PSC argued that the Trust Deed and Rules of the Scheme allowed a reduction to be applied to Mr Y’s pension in excess of GMP as a result of his criminal convictions. The DPO agreed that RMG could recover financial losses as a result of Mr Y’s criminal activities but, to do so, RMG had to notify the Secretary of State and Mr Y should have been given a certificate showing the amount of reduction to his pension benefits. The Scheme could not produce the certificate or any other evidence to show that Mr Y had lost his benefits in excess of the GMP.
The DPO therefore held that, in the absence of any justified reason why Mr Y would have lost his entitlement to a deferred pension, Mr Y was, on the balance of probabilities, entitled to a deferred pension and the GMP under the Scheme.
The DPO directed that the Scheme pay Mr Y a full deferred pension based on his pensionable service and estimated final pensionable salary (deduced by his National Insurance contributions history). Mr Y was also awarded £500 for significant distress and inconvenience.
This determination highlights the importance of good record-keeping for administrators, trustees and employers – this is particularly so given the approach taken by the DPO in not putting the onus on the member to prove he was entitled to a deferred pension.
Mr N (PO-22730): Employer had a duty of care to notify member of change to late retirement factors
The Pensions Ombudsman has upheld a complaint by Mr N against Police Scotland that his employer failed to give him notice of an upcoming change to the Local Government Pension Scheme (Scotland)’s (the Scheme) late retirement factors. The change had a detrimental impact on Mr N’s late retirement pension.

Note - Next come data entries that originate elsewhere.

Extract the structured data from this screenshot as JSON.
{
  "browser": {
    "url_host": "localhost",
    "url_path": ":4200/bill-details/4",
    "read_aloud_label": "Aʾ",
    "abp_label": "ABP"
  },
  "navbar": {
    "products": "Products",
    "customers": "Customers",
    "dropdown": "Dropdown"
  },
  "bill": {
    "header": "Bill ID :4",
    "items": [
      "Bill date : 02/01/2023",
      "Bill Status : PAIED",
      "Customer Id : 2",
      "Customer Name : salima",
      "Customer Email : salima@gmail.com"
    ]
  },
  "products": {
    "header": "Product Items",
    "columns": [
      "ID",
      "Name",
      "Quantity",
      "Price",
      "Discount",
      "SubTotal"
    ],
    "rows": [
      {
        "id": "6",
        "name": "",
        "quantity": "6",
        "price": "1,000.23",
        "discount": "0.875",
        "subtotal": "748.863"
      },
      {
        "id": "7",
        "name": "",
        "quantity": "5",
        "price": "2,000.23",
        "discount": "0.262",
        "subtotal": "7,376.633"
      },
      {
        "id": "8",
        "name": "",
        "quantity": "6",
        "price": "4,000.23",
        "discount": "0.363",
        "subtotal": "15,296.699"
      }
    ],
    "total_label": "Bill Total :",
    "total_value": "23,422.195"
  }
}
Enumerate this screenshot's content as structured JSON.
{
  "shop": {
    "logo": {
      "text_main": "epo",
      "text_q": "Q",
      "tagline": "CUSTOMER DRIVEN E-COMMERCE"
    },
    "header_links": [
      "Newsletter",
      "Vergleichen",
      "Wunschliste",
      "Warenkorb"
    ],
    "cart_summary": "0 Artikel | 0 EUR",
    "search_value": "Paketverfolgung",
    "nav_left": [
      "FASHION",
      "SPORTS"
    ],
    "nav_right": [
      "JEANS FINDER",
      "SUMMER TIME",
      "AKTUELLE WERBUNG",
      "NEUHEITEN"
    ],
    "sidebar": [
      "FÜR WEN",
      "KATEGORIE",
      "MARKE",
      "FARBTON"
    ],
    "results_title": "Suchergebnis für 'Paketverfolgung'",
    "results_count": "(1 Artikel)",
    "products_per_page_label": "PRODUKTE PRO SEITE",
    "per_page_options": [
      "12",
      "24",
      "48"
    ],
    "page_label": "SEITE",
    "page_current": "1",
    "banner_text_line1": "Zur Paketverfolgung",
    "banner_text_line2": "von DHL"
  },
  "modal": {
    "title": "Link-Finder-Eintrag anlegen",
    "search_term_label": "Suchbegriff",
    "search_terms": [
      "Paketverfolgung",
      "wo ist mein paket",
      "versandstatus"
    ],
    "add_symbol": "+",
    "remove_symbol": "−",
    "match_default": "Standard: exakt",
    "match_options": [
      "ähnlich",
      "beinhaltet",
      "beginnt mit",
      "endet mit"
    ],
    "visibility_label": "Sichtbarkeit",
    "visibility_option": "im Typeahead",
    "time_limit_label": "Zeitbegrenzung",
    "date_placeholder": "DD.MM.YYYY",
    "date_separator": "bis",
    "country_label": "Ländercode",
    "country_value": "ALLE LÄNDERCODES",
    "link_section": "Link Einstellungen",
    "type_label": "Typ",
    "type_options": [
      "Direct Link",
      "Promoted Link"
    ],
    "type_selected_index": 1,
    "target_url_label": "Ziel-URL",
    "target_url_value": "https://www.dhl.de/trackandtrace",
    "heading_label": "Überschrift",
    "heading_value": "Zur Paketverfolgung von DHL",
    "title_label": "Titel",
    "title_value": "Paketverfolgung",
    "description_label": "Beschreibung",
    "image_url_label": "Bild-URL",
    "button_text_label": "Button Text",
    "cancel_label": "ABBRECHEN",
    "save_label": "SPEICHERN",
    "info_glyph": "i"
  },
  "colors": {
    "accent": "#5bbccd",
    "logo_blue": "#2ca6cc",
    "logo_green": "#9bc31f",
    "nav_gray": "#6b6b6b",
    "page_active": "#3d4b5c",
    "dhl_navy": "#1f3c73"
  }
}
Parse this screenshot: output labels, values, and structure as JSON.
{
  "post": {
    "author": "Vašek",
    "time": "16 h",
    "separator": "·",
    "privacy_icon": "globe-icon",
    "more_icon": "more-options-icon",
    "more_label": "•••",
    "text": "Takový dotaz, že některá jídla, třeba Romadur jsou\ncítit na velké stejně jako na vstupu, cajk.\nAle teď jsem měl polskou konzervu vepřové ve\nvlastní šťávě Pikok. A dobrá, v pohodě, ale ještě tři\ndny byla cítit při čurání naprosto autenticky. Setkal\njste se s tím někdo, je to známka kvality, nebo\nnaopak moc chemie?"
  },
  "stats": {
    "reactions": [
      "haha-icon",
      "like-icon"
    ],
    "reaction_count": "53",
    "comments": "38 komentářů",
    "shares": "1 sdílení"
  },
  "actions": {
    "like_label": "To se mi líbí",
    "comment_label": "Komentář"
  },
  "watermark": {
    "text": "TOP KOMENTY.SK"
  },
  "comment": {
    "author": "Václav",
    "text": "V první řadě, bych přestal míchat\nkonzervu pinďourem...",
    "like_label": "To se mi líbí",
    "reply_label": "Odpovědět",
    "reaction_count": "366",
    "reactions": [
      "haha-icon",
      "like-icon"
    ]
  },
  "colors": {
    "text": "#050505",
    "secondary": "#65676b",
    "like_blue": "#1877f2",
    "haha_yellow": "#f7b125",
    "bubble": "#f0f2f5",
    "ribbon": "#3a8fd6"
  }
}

Police Scotland was given prior notice of the change by the Scheme administrator in a bulletin issued in February 2017. The circular said “[t]he intention of [the delayed implementation of the change to late retirement factors] is to provide members considering late retirement with the opportunity to retire before the new factors take effect”. Mr N was classed as a late retirement member and had not yet drawn his pension. Mr N did not find out about the change to late retirement factors, and the fact that Police Scotland had prior notice of the proposed change, until after the changes had taken effect. Mr N complained that Police Scotland had failed to pass this relevant information on to him.
The Ombudsman found that Police Scotland did not have a statutory duty to inform Mr N of changes to late retirement factors. However, Police Scotland had a duty of care as a reasonable employer to notify Mr N of the change and the potential impact on his pension benefits. Police Scotland were therefore directed to ask the Scheme administrator to re-calculate Mr N’s late retirement benefits on the basis that Mr N took his pension on the day before the change took effect. Mr N was entitled to arrears of pension including any tax-free cash, plus interest, and £2,000 for the severe distress and inconvenience he experienced.